Grading: Ugrd Gallatin Graded  
Repeatable for additional credit: No  
SASEM-UG 9550  Ancient Israel: Ancient Israel History and Archaeology  (4 Credits)  
The story of the archaeological discipline in the Land of Israel is strongly tied with the major developments that the region has undergone in the last two centuries. This course offers an overview of the history of archaeology in Palestine since the appearance of the first European travelers and missionaries in the mid-19th century, along the vibrant interest of collectors, forgers and robbers in the Promised Land, through the appearance of the first scientific excavations, the rise of the American biblical archaeology and its influence on local Israeli research. Special attention will be given to the way the newly born Israeli archaeology helped to establish the Zionist identity that wished to pass over two thousand years of Diaspora history; the methods by which the nascent Israeli archaeology connected new-comers to the land of the patriarchs and the manner by which Israeli scholars served state interests in the creation of the national Zionist ethos. The aftermath of the Six Days War and the increasing tension between the Bible and archaeology will be discussed in light of the intense debate over the historicity of the Exodus story, Joshua's conquests and the United Kingdom of David and Solomon. Finally, at the turn of the millennium, post-modern archaeology presented a new pluralistic view of the past. This multi-vocal framework will be used as a background for discussing the archaeology of otherness and minorities in 21st century Israel.
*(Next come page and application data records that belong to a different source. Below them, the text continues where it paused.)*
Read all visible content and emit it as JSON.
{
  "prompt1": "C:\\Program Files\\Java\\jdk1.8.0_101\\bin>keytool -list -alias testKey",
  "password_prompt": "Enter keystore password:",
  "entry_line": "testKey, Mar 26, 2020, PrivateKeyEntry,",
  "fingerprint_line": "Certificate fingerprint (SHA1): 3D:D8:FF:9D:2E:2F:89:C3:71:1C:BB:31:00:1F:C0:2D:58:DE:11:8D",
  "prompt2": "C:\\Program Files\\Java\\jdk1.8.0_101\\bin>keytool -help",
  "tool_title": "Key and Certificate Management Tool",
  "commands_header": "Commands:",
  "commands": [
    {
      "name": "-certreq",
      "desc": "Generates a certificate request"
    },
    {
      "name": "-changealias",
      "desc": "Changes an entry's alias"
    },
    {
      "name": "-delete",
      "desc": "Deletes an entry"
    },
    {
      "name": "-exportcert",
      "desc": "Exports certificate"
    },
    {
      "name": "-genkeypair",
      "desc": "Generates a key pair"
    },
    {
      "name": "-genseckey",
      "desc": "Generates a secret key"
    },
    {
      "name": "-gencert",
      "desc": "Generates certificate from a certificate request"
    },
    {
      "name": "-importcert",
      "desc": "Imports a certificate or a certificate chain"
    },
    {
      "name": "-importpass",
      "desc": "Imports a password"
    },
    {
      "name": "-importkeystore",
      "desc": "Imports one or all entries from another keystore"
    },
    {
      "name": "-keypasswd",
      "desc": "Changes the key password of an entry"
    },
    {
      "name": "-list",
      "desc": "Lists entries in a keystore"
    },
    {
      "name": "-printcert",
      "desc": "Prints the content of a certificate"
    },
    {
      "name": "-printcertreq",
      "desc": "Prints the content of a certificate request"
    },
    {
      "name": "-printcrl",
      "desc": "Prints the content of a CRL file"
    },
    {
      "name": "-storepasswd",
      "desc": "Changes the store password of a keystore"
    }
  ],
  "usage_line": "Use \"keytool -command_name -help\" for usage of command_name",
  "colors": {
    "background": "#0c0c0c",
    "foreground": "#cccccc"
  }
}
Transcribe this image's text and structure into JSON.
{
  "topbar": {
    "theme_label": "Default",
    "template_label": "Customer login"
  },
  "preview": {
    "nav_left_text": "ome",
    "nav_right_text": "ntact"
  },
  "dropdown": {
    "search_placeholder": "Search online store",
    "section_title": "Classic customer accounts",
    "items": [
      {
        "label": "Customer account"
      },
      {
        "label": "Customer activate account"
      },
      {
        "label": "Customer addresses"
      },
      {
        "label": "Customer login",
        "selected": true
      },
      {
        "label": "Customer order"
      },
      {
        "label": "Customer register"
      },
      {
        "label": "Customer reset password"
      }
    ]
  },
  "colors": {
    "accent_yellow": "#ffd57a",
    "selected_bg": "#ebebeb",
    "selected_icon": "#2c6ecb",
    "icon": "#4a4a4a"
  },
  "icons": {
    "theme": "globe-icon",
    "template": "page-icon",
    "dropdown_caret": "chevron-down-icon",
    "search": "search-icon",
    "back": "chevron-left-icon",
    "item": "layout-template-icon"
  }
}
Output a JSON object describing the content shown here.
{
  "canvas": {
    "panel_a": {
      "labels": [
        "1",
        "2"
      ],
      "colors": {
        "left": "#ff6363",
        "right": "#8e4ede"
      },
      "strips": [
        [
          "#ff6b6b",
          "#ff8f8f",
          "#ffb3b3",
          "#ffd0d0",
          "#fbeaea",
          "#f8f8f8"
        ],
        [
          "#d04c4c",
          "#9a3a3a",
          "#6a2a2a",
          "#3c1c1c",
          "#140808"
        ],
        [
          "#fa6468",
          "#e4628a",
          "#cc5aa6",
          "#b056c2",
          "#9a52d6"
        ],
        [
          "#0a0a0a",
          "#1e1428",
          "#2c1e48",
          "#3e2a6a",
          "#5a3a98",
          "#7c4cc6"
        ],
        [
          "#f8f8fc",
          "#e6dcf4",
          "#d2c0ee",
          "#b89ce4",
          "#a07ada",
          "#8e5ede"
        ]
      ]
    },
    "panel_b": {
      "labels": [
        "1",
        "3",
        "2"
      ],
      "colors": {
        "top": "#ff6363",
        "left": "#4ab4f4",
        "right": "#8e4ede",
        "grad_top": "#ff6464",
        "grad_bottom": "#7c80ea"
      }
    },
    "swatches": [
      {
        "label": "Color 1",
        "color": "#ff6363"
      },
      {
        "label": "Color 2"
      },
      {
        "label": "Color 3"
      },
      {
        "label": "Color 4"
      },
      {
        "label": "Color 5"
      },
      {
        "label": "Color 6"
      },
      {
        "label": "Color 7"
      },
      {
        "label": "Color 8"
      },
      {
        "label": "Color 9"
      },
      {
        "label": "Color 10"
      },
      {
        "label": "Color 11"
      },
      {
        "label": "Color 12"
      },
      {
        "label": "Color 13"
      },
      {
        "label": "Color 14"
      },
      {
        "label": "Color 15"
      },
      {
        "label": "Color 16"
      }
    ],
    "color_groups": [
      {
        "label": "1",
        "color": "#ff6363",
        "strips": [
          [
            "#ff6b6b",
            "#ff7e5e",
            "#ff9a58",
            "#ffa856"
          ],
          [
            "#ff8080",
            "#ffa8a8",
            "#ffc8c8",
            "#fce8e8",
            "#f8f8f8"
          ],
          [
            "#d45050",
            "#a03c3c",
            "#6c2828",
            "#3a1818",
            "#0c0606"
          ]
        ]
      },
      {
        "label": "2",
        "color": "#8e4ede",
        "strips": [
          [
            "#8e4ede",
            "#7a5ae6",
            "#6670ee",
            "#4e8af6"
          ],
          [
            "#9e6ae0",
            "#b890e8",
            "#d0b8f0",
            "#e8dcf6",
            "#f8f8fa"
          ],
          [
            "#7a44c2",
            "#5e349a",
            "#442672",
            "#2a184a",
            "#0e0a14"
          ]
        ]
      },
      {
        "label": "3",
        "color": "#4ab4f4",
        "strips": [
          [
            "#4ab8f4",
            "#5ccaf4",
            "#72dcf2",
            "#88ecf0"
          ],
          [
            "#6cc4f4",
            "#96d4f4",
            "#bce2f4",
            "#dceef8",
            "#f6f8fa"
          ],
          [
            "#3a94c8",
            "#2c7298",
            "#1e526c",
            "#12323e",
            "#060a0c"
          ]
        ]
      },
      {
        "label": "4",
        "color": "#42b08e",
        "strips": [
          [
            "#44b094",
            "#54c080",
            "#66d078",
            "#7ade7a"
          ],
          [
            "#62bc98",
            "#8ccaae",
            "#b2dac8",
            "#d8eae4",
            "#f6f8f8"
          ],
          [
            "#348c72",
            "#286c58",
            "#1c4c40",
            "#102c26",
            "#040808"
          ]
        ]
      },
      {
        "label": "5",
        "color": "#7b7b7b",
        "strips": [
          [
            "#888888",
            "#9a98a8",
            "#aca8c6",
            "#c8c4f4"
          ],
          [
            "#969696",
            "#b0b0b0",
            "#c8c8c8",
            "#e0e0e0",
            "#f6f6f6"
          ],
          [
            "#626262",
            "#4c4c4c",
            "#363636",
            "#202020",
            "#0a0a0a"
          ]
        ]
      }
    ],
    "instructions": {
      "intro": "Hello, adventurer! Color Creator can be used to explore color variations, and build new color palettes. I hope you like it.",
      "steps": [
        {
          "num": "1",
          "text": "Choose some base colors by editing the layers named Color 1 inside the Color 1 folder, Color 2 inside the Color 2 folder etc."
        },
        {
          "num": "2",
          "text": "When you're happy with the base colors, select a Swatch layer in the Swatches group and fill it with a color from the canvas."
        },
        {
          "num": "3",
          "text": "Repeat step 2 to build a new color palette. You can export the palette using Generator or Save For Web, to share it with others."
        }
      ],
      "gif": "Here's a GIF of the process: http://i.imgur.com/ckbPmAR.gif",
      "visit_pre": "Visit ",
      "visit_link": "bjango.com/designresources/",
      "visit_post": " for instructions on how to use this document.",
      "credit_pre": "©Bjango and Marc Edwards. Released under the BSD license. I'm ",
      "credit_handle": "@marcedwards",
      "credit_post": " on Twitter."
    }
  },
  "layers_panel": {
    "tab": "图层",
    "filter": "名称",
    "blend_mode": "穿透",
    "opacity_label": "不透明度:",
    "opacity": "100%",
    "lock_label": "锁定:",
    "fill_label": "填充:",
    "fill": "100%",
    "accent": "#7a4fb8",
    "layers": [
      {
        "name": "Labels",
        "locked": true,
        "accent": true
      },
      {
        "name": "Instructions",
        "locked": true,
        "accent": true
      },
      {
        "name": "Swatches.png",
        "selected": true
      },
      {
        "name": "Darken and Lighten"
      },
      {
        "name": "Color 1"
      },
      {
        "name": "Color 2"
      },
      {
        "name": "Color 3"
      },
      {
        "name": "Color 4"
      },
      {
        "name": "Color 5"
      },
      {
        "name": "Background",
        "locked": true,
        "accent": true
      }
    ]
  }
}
Grading: Ugrd Gallatin Graded  
Repeatable for additional credit: No